• _Data excerpts_
==================================================
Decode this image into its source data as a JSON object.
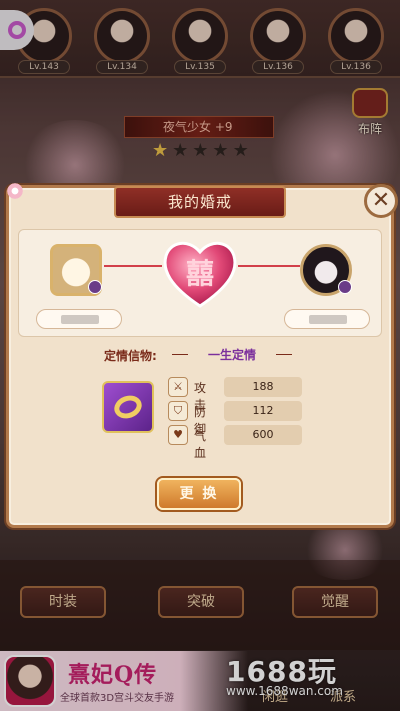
{
  "top_bar": {
    "heroes": [
      {
        "level": "Lv.143"
      },
      {
        "level": "Lv.134"
      },
      {
        "level": "Lv.135"
      },
      {
        "level": "Lv.136"
      },
      {
        "level": "Lv.136"
      }
    ]
  },
  "character": {
    "name": "夜气少女 +9",
    "stars_lit": 1,
    "stars_total": 5
  },
  "formation_label": "布阵",
  "dialog": {
    "title": "我的婚戒",
    "heart_glyph": "囍",
    "token_label": "定情信物:",
    "token_value": "一生定情",
    "stats": [
      {
        "icon": "sword-icon",
        "label": "攻击",
        "value": "188"
      },
      {
        "icon": "shield-icon",
        "label": "防御",
        "value": "112"
      },
      {
        "icon": "heart-icon",
        "label": "气血",
        "value": "600"
      }
    ],
    "change_button": "更 换"
  },
  "bottom_buttons": [
    "时装",
    "突破",
    "觉醒"
  ],
  "footer_tabs": [
    "闲逛",
    "派系"
  ],
  "ad": {
    "title": "熹妃Q传",
    "subtitle": "全球首款3D宫斗交友手游"
  },
  "watermark": {
    "logo": "1688玩",
    "url": "www.1688wan.com"
  },
  "colors": {
    "accent_red": "#8f2f26",
    "heart_pink": "#e24a78",
    "token_purple": "#7b2f9c",
    "button_orange": "#cf7a2c"
  }
}
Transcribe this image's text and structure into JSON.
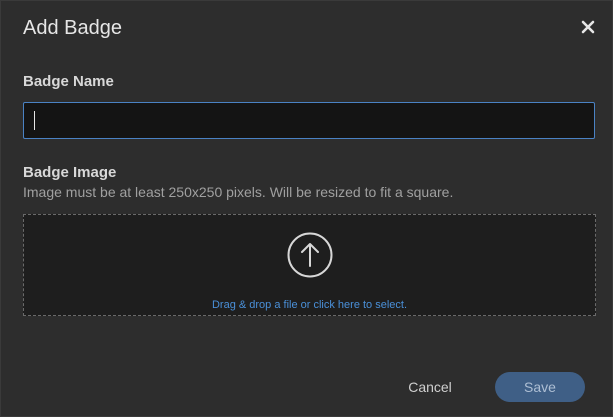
{
  "dialog": {
    "title": "Add Badge",
    "close_icon": "close-icon"
  },
  "badge_name": {
    "label": "Badge Name",
    "value": "",
    "placeholder": ""
  },
  "badge_image": {
    "label": "Badge Image",
    "hint": "Image must be at least 250x250 pixels. Will be resized to fit a square.",
    "upload_icon": "upload-arrow-icon",
    "drop_text": "Drag & drop a file or click here to select."
  },
  "actions": {
    "cancel_label": "Cancel",
    "save_label": "Save"
  },
  "colors": {
    "background": "#2d2d2d",
    "input_focus_border": "#4a82c4",
    "link": "#4a90d9",
    "save_button": "#3f5f86"
  }
}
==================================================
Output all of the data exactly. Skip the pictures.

• _Result below_
Decode this image into its source data as a JSON object.
{
  "top_bar": {
    "heroes": [
      {
        "level": "Lv.143"
      },
      {
        "level": "Lv.134"
      },
      {
        "level": "Lv.135"
      },
      {
        "level": "Lv.136"
      },
      {
        "level": "Lv.136"
      }
    ]
  },
  "character": {
    "name": "夜气少女 +9",
    "stars_lit": 1,
    "stars_total": 5
  },
  "formation_label": "布阵",
  "dialog": {
    "title": "我的婚戒",
    "heart_glyph": "囍",
    "token_label": "定情信物:",
    "token_value": "一生定情",
    "stats": [
      {
        "icon": "sword-icon",
        "label": "攻击",
        "value": "188"
      },
      {
        "icon": "shield-icon",
        "label": "防御",
        "value": "112"
      },
      {
        "icon": "heart-icon",
        "label": "气血",
        "value": "600"
      }
    ],
    "change_button": "更 换"
  },
  "bottom_buttons": [
    "时装",
    "突破",
    "觉醒"
  ],
  "footer_tabs": [
    "闲逛",
    "派系"
  ],
  "ad": {
    "title": "熹妃Q传",
    "subtitle": "全球首款3D宫斗交友手游"
  },
  "watermark": {
    "logo": "1688玩",
    "url": "www.1688wan.com"
  },
  "colors": {
    "accent_red": "#8f2f26",
    "heart_pink": "#e24a78",
    "token_purple": "#7b2f9c",
    "button_orange": "#cf7a2c"
  }
}
Transcribe this image's text and structure into JSON.
{
  "dialog": {
    "title": "Add Badge",
    "close_icon": "close-icon"
  },
  "badge_name": {
    "label": "Badge Name",
    "value": "",
    "placeholder": ""
  },
  "badge_image": {
    "label": "Badge Image",
    "hint": "Image must be at least 250x250 pixels. Will be resized to fit a square.",
    "upload_icon": "upload-arrow-icon",
    "drop_text": "Drag & drop a file or click here to select."
  },
  "actions": {
    "cancel_label": "Cancel",
    "save_label": "Save"
  },
  "colors": {
    "background": "#2d2d2d",
    "input_focus_border": "#4a82c4",
    "link": "#4a90d9",
    "save_button": "#3f5f86"
  }
}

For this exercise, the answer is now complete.